Task instructions :: Exactly as they appear, output all of the entries.

Stored dataset items:
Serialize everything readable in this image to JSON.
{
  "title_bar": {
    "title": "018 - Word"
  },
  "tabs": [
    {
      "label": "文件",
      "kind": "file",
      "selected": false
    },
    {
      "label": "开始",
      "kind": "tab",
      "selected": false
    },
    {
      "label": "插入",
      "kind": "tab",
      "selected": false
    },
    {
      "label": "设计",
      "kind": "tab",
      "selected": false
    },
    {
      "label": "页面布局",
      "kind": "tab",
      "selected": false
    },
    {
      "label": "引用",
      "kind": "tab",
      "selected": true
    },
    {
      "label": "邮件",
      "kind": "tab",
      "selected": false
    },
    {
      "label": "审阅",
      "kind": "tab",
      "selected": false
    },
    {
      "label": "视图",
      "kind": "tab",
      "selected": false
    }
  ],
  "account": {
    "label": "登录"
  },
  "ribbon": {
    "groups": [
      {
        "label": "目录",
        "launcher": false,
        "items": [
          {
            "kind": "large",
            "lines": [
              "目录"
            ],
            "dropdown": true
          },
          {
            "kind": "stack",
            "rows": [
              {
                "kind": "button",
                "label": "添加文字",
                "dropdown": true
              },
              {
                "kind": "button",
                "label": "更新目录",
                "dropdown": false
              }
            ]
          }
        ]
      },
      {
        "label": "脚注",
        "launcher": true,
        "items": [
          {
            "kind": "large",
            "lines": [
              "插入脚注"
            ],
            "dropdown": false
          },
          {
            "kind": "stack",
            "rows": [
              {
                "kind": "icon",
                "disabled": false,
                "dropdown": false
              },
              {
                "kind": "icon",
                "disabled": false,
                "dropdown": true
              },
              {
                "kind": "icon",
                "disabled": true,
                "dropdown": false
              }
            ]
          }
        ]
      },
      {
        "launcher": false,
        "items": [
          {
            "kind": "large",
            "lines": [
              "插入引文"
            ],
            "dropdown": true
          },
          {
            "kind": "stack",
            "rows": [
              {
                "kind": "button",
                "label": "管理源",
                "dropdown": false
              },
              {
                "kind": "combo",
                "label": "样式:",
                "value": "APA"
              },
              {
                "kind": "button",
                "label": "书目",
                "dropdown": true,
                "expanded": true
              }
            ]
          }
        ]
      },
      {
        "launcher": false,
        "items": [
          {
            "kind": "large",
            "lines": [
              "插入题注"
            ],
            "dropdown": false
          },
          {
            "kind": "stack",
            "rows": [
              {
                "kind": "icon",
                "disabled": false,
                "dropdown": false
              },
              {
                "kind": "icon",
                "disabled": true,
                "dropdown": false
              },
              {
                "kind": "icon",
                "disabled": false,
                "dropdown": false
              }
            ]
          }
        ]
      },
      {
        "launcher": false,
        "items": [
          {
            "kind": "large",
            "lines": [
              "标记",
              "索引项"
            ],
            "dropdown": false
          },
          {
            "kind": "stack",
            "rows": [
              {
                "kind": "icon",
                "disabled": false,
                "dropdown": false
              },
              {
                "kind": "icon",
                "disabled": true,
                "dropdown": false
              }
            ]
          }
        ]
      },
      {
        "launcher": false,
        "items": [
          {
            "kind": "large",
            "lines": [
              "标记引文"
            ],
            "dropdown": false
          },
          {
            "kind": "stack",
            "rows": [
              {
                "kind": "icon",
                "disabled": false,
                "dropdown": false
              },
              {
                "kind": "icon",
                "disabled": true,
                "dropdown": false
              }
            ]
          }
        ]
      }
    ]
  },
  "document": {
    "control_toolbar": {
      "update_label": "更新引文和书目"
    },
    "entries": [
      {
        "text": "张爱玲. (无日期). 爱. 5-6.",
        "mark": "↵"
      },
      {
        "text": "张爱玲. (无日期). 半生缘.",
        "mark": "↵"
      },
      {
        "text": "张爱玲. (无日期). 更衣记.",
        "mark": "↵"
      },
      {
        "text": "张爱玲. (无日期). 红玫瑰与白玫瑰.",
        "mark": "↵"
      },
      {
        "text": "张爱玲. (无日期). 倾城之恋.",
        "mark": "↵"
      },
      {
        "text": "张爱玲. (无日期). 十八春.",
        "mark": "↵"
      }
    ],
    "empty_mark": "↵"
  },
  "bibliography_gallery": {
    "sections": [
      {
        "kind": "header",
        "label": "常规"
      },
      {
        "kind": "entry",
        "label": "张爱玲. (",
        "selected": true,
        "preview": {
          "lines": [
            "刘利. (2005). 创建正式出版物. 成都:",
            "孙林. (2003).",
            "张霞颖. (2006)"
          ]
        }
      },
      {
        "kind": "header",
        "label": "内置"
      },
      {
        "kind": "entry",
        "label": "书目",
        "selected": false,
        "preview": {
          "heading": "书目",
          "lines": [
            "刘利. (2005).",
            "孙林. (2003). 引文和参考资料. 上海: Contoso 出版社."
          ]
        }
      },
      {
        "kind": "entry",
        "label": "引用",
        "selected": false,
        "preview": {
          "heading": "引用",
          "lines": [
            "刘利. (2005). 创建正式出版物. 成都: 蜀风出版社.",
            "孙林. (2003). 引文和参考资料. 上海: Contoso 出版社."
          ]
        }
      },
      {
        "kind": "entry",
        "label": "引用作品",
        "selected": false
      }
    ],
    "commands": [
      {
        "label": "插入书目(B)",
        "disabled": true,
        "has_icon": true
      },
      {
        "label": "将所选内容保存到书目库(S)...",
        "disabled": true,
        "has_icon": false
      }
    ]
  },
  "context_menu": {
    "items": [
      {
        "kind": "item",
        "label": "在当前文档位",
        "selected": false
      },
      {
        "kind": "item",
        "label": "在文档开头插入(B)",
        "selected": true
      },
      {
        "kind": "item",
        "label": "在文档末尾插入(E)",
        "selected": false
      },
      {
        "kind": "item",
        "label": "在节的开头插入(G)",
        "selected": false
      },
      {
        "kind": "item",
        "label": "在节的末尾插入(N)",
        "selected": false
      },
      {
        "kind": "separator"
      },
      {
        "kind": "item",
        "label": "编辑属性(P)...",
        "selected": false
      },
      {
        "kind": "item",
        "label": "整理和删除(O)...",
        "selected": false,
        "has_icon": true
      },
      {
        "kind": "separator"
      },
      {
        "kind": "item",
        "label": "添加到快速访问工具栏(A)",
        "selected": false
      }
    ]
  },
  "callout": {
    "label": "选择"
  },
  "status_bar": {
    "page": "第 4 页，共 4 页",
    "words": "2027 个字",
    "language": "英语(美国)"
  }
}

Expected output ::
Serialize everything readable in this image to JSON.
{
  "title_bar": {
    "title": "018 - Word"
  },
  "tabs": [
    {
      "label": "文件",
      "kind": "file",
      "selected": false
    },
    {
      "label": "开始",
      "kind": "tab",
      "selected": false
    },
    {
      "label": "插入",
      "kind": "tab",
      "selected": false
    },
    {
      "label": "设计",
      "kind": "tab",
      "selected": false
    },
    {
      "label": "页面布局",
      "kind": "tab",
      "selected": false
    },
    {
      "label": "引用",
      "kind": "tab",
      "selected": true
    },
    {
      "label": "邮件",
      "kind": "tab",
      "selected": false
    },
    {
      "label": "审阅",
      "kind": "tab",
      "selected": false
    },
    {
      "label": "视图",
      "kind": "tab",
      "selected": false
    }
  ],
  "account": {
    "label": "登录"
  },
  "ribbon": {
    "groups": [
      {
        "label": "目录",
        "launcher": false,
        "items": [
          {
            "kind": "large",
            "lines": [
              "目录"
            ],
            "dropdown": true
          },
          {
            "kind": "stack",
            "rows": [
              {
                "kind": "button",
                "label": "添加文字",
                "dropdown": true
              },
              {
                "kind": "button",
                "label": "更新目录",
                "dropdown": false
              }
            ]
          }
        ]
      },
      {
        "label": "脚注",
        "launcher": true,
        "items": [
          {
            "kind": "large",
            "lines": [
              "插入脚注"
            ],
            "dropdown": false
          },
          {
            "kind": "stack",
            "rows": [
              {
                "kind": "icon",
                "disabled": false,
                "dropdown": false
              },
              {
                "kind": "icon",
                "disabled": false,
                "dropdown": true
              },
              {
                "kind": "icon",
                "disabled": true,
                "dropdown": false
              }
            ]
          }
        ]
      },
      {
        "launcher": false,
        "items": [
          {
            "kind": "large",
            "lines": [
              "插入引文"
            ],
            "dropdown": true
          },
          {
            "kind": "stack",
            "rows": [
              {
                "kind": "button",
                "label": "管理源",
                "dropdown": false
              },
              {
                "kind": "combo",
                "label": "样式:",
                "value": "APA"
              },
              {
                "kind": "button",
                "label": "书目",
                "dropdown": true,
                "expanded": true
              }
            ]
          }
        ]
      },
      {
        "launcher": false,
        "items": [
          {
            "kind": "large",
            "lines": [
              "插入题注"
            ],
            "dropdown": false
          },
          {
            "kind": "stack",
            "rows": [
              {
                "kind": "icon",
                "disabled": false,
                "dropdown": false
              },
              {
                "kind": "icon",
                "disabled": true,
                "dropdown": false
              },
              {
                "kind": "icon",
                "disabled": false,
                "dropdown": false
              }
            ]
          }
        ]
      },
      {
        "launcher": false,
        "items": [
          {
            "kind": "large",
            "lines": [
              "标记",
              "索引项"
            ],
            "dropdown": false
          },
          {
            "kind": "stack",
            "rows": [
              {
                "kind": "icon",
                "disabled": false,
                "dropdown": false
              },
              {
                "kind": "icon",
                "disabled": true,
                "dropdown": false
              }
            ]
          }
        ]
      },
      {
        "launcher": false,
        "items": [
          {
            "kind": "large",
            "lines": [
              "标记引文"
            ],
            "dropdown": false
          },
          {
            "kind": "stack",
            "rows": [
              {
                "kind": "icon",
                "disabled": false,
                "dropdown": false
              },
              {
                "kind": "icon",
                "disabled": true,
                "dropdown": false
              }
            ]
          }
        ]
      }
    ]
  },
  "document": {
    "control_toolbar": {
      "update_label": "更新引文和书目"
    },
    "entries": [
      {
        "text": "张爱玲. (无日期). 爱. 5-6.",
        "mark": "↵"
      },
      {
        "text": "张爱玲. (无日期). 半生缘.",
        "mark": "↵"
      },
      {
        "text": "张爱玲. (无日期). 更衣记.",
        "mark": "↵"
      },
      {
        "text": "张爱玲. (无日期). 红玫瑰与白玫瑰.",
        "mark": "↵"
      },
      {
        "text": "张爱玲. (无日期). 倾城之恋.",
        "mark": "↵"
      },
      {
        "text": "张爱玲. (无日期). 十八春.",
        "mark": "↵"
      }
    ],
    "empty_mark": "↵"
  },
  "bibliography_gallery": {
    "sections": [
      {
        "kind": "header",
        "label": "常规"
      },
      {
        "kind": "entry",
        "label": "张爱玲. (",
        "selected": true,
        "preview": {
          "lines": [
            "刘利. (2005). 创建正式出版物. 成都:",
            "孙林. (2003).",
            "张霞颖. (2006)"
          ]
        }
      },
      {
        "kind": "header",
        "label": "内置"
      },
      {
        "kind": "entry",
        "label": "书目",
        "selected": false,
        "preview": {
          "heading": "书目",
          "lines": [
            "刘利. (2005).",
            "孙林. (2003). 引文和参考资料. 上海: Contoso 出版社."
          ]
        }
      },
      {
        "kind": "entry",
        "label": "引用",
        "selected": false,
        "preview": {
          "heading": "引用",
          "lines": [
            "刘利. (2005). 创建正式出版物. 成都: 蜀风出版社.",
            "孙林. (2003). 引文和参考资料. 上海: Contoso 出版社."
          ]
        }
      },
      {
        "kind": "entry",
        "label": "引用作品",
        "selected": false
      }
    ],
    "commands": [
      {
        "label": "插入书目(B)",
        "disabled": true,
        "has_icon": true
      },
      {
        "label": "将所选内容保存到书目库(S)...",
        "disabled": true,
        "has_icon": false
      }
    ]
  },
  "context_menu": {
    "items": [
      {
        "kind": "item",
        "label": "在当前文档位",
        "selected": false
      },
      {
        "kind": "item",
        "label": "在文档开头插入(B)",
        "selected": true
      },
      {
        "kind": "item",
        "label": "在文档末尾插入(E)",
        "selected": false
      },
      {
        "kind": "item",
        "label": "在节的开头插入(G)",
        "selected": false
      },
      {
        "kind": "item",
        "label": "在节的末尾插入(N)",
        "selected": false
      },
      {
        "kind": "separator"
      },
      {
        "kind": "item",
        "label": "编辑属性(P)...",
        "selected": false
      },
      {
        "kind": "item",
        "label": "整理和删除(O)...",
        "selected": false,
        "has_icon": true
      },
      {
        "kind": "separator"
      },
      {
        "kind": "item",
        "label": "添加到快速访问工具栏(A)",
        "selected": false
      }
    ]
  },
  "callout": {
    "label": "选择"
  },
  "status_bar": {
    "page": "第 4 页，共 4 页",
    "words": "2027 个字",
    "language": "英语(美国)"
  }
}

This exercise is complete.